All other types of errors, such as coverage, response, processing, and non-response, are non-sampling errors.

Many of these errors are difficult to identify and quantify.
Coverage errors arise when there are differences between the target population and the surveyed population. Households without telephones represent a part of the target population that was excluded from the surveyed population. To the extent that this excluded population differs from the rest of the target population, the estimates will be biased. Since these exclusions are small, one would expect the biases introduced to be small. However, since there are correlations between a number of questions asked on this survey and the groups excluded, the biases may be more significant than the small size of the groups would suggest.

Individuals residing in institutions were excluded from the surveyed population. The effect of this exclusion is greatest for people aged 65 and over, for whom it approaches 9%.

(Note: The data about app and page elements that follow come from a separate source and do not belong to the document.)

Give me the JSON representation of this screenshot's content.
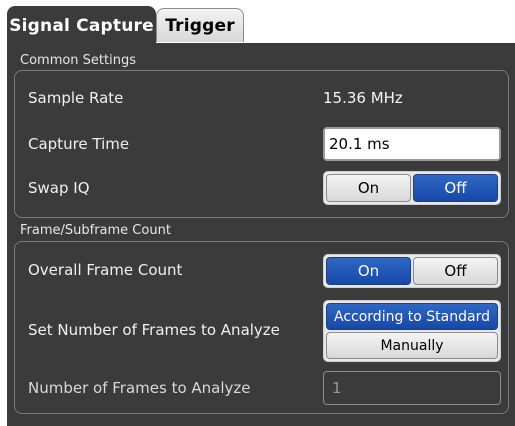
{
  "tabs": [
    {
      "label": "Signal Capture",
      "active": true
    },
    {
      "label": "Trigger",
      "active": false
    }
  ],
  "common_settings": {
    "title": "Common Settings",
    "sample_rate": {
      "label": "Sample Rate",
      "value": "15.36 MHz"
    },
    "capture_time": {
      "label": "Capture Time",
      "value": "20.1 ms"
    },
    "swap_iq": {
      "label": "Swap IQ",
      "on_label": "On",
      "off_label": "Off",
      "selected": "Off"
    }
  },
  "frame_count": {
    "title": "Frame/Subframe Count",
    "overall_frame_count": {
      "label": "Overall Frame Count",
      "on_label": "On",
      "off_label": "Off",
      "selected": "On"
    },
    "set_number": {
      "label": "Set Number of Frames to Analyze",
      "option_standard": "According to Standard",
      "option_manual": "Manually",
      "selected": "According to Standard"
    },
    "number_of_frames": {
      "label": "Number of Frames to Analyze",
      "value": "1"
    }
  },
  "colors": {
    "accent": "#1f56b8",
    "panel": "#3b3b3b"
  }
}
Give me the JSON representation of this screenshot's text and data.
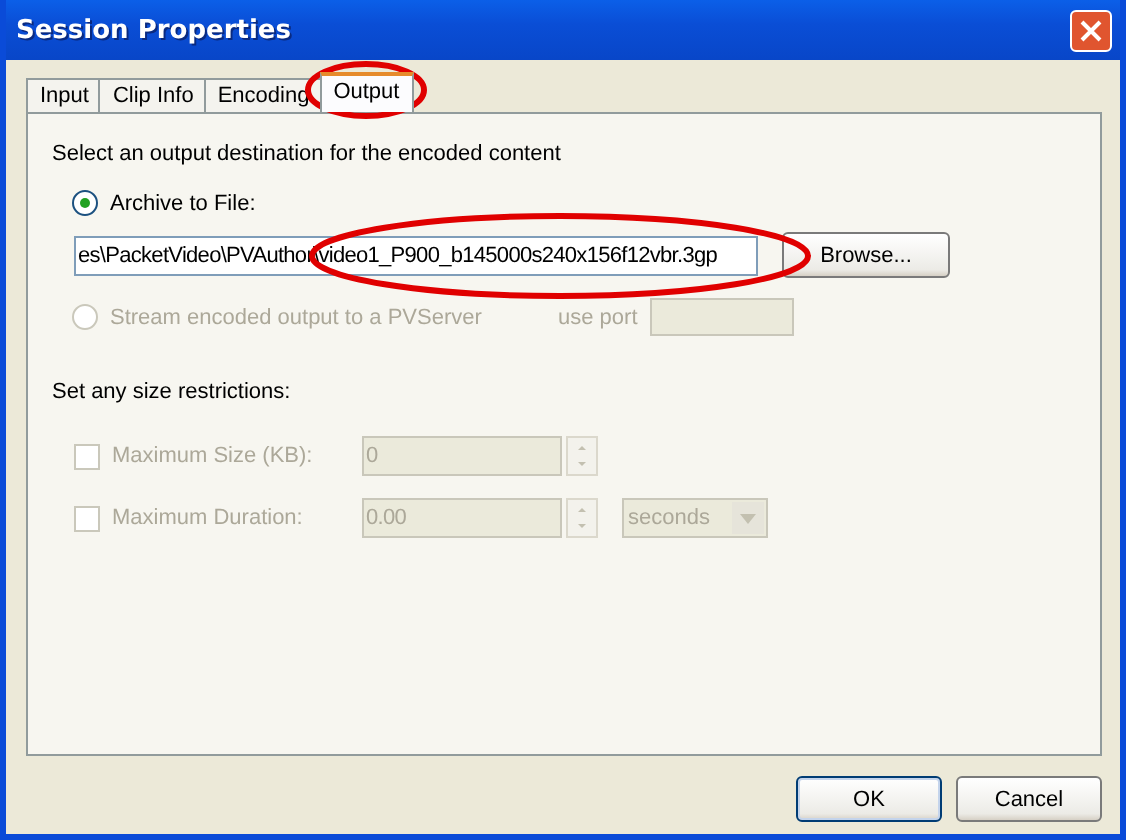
{
  "window": {
    "title": "Session Properties"
  },
  "tabs": [
    {
      "label": "Input",
      "selected": false,
      "circled": false
    },
    {
      "label": "Clip Info",
      "selected": false,
      "circled": false
    },
    {
      "label": "Encoding",
      "selected": false,
      "circled": false
    },
    {
      "label": "Output",
      "selected": true,
      "circled": true
    }
  ],
  "output": {
    "heading": "Select an output destination for the encoded content",
    "destinations": [
      {
        "kind": "file",
        "label": "Archive to File:",
        "selected": true,
        "disabled": false,
        "value": "es\\PacketVideo\\PVAuthor\\video1_P900_b145000s240x156f12vbr.3gp",
        "circled": true,
        "button": "Browse..."
      },
      {
        "kind": "stream",
        "label": "Stream encoded output to a PVServer",
        "selected": false,
        "disabled": true,
        "port_label": "use port"
      }
    ]
  },
  "restrictions": {
    "heading": "Set any size restrictions:",
    "items": [
      {
        "kind": "spin",
        "label": "Maximum Size (KB):",
        "checked": false,
        "disabled": true,
        "value": "0"
      },
      {
        "kind": "spin_unit",
        "label": "Maximum Duration:",
        "checked": false,
        "disabled": true,
        "value": "0.00",
        "unit": "seconds"
      }
    ]
  },
  "buttons": [
    {
      "label": "OK",
      "default": true
    },
    {
      "label": "Cancel",
      "default": false
    }
  ]
}
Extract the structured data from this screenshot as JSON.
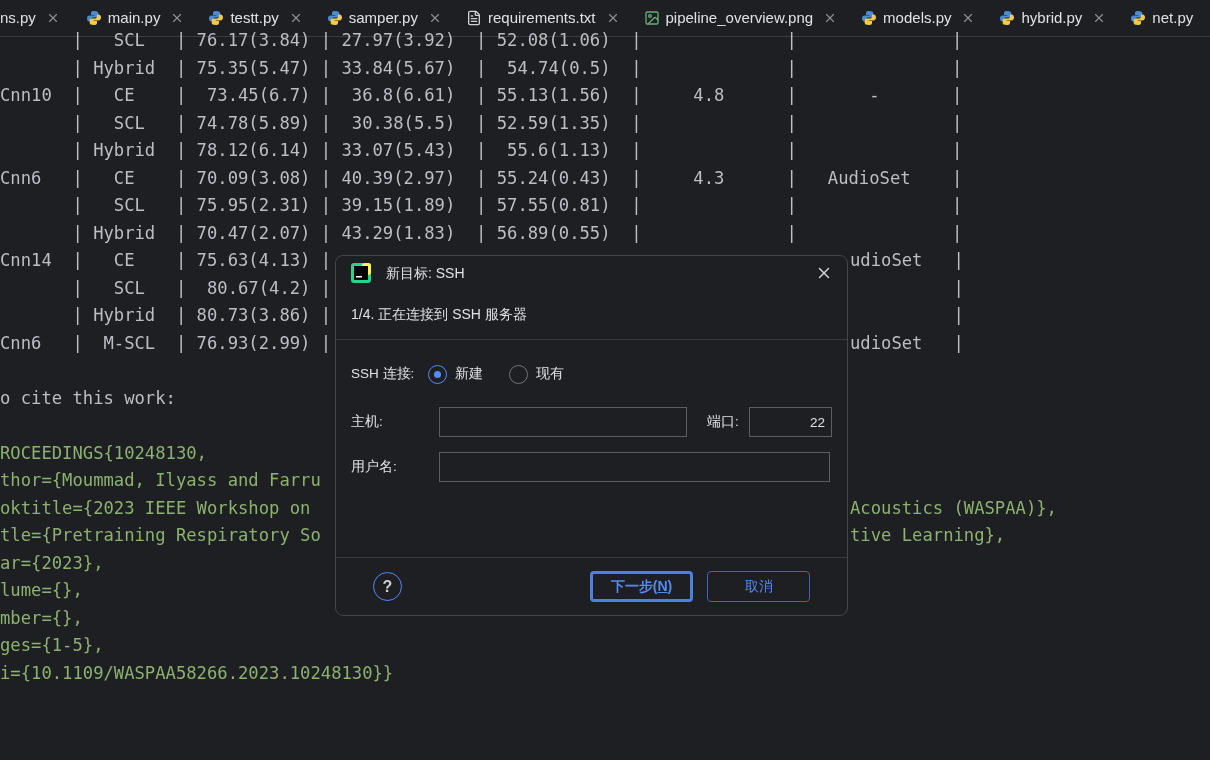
{
  "tabs": [
    {
      "label": "ns.py",
      "kind": "cut",
      "close": true
    },
    {
      "label": "main.py",
      "kind": "python",
      "close": true
    },
    {
      "label": "testt.py",
      "kind": "python",
      "close": true
    },
    {
      "label": "samper.py",
      "kind": "python",
      "close": true
    },
    {
      "label": "requirements.txt",
      "kind": "text",
      "close": true
    },
    {
      "label": "pipeline_overview.png",
      "kind": "image",
      "close": true
    },
    {
      "label": "models.py",
      "kind": "python",
      "close": true
    },
    {
      "label": "hybrid.py",
      "kind": "python",
      "close": true
    },
    {
      "label": "net.py",
      "kind": "python",
      "close": false
    }
  ],
  "editor": {
    "lines": [
      {
        "kind": "plain",
        "left": "       |   SCL   | 76.17(3.84) | 27.97(3.92)  | 52.08(1.06)  |              |               |"
      },
      {
        "kind": "plain",
        "left": "       | Hybrid  | 75.35(5.47) | 33.84(5.67)  |  54.74(0.5)  |              |               |"
      },
      {
        "kind": "plain",
        "left": "Cnn10  |   CE    |  73.45(6.7) |  36.8(6.61)  | 55.13(1.56)  |     4.8      |       -       |"
      },
      {
        "kind": "plain",
        "left": "       |   SCL   | 74.78(5.89) |  30.38(5.5)  | 52.59(1.35)  |              |               |"
      },
      {
        "kind": "plain",
        "left": "       | Hybrid  | 78.12(6.14) | 33.07(5.43)  |  55.6(1.13)  |              |               |"
      },
      {
        "kind": "plain",
        "left": "Cnn6   |   CE    | 70.09(3.08) | 40.39(2.97)  | 55.24(0.43)  |     4.3      |   AudioSet    |"
      },
      {
        "kind": "plain",
        "left": "       |   SCL   | 75.95(2.31) | 39.15(1.89)  | 57.55(0.81)  |              |               |"
      },
      {
        "kind": "plain",
        "left": "       | Hybrid  | 70.47(2.07) | 43.29(1.83)  | 56.89(0.55)  |              |               |"
      },
      {
        "kind": "plain",
        "left": "Cnn14  |   CE    | 75.63(4.13) |",
        "right": "udioSet   |"
      },
      {
        "kind": "plain",
        "left": "       |   SCL   |  80.67(4.2) |",
        "right": "          |"
      },
      {
        "kind": "plain",
        "left": "       | Hybrid  | 80.73(3.86) |",
        "right": "          |"
      },
      {
        "kind": "plain",
        "left": "Cnn6   |  M-SCL  | 76.93(2.99) |",
        "right": "udioSet   |"
      },
      {
        "kind": "plain"
      },
      {
        "kind": "plain",
        "left": "o cite this work:"
      },
      {
        "kind": "plain"
      },
      {
        "kind": "literal",
        "left": "ROCEEDINGS{10248130,"
      },
      {
        "kind": "literal",
        "left": "thor={Moummad, Ilyass and Farru"
      },
      {
        "kind": "literal",
        "left": "oktitle={2023 IEEE Workshop on",
        "right": "Acoustics (WASPAA)},"
      },
      {
        "kind": "literal",
        "left": "tle={Pretraining Respiratory So",
        "right": "tive Learning},"
      },
      {
        "kind": "literal",
        "left": "ar={2023},"
      },
      {
        "kind": "literal",
        "left": "lume={},"
      },
      {
        "kind": "literal",
        "left": "mber={},"
      },
      {
        "kind": "literal",
        "left": "ges={1-5},"
      },
      {
        "kind": "literal",
        "left": "i={10.1109/WASPAA58266.2023.10248130}}"
      }
    ]
  },
  "dialog": {
    "title": "新目标: SSH",
    "step": "1/4. 正在连接到 SSH 服务器",
    "connection": {
      "label": "SSH 连接:",
      "options": [
        {
          "label": "新建",
          "selected": true
        },
        {
          "label": "现有",
          "selected": false
        }
      ]
    },
    "host": {
      "label": "主机:"
    },
    "port": {
      "label": "端口:",
      "value": "22"
    },
    "username": {
      "label": "用户名:"
    },
    "help": "?",
    "buttons": [
      {
        "before": "下一步(",
        "mnemonic": "N",
        "after": ")",
        "default": true
      },
      {
        "before": "取消",
        "default": false
      }
    ]
  }
}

In a similar way, to the extent that the non-responding households and persons differ from the rest of the sample, the estimates will be biased. The overall response rate for the GSS was 80%. Non-response could occur at several stages in this survey. There were two stages of information collection: at the household level and at the individual level. Non-response at the household level was about 6%. Non-response also occurs at the level of individual questions. For most questions, the response rate was high and, in tables, the non-responses generally appear under the heading "not stated".

Documentation

Data file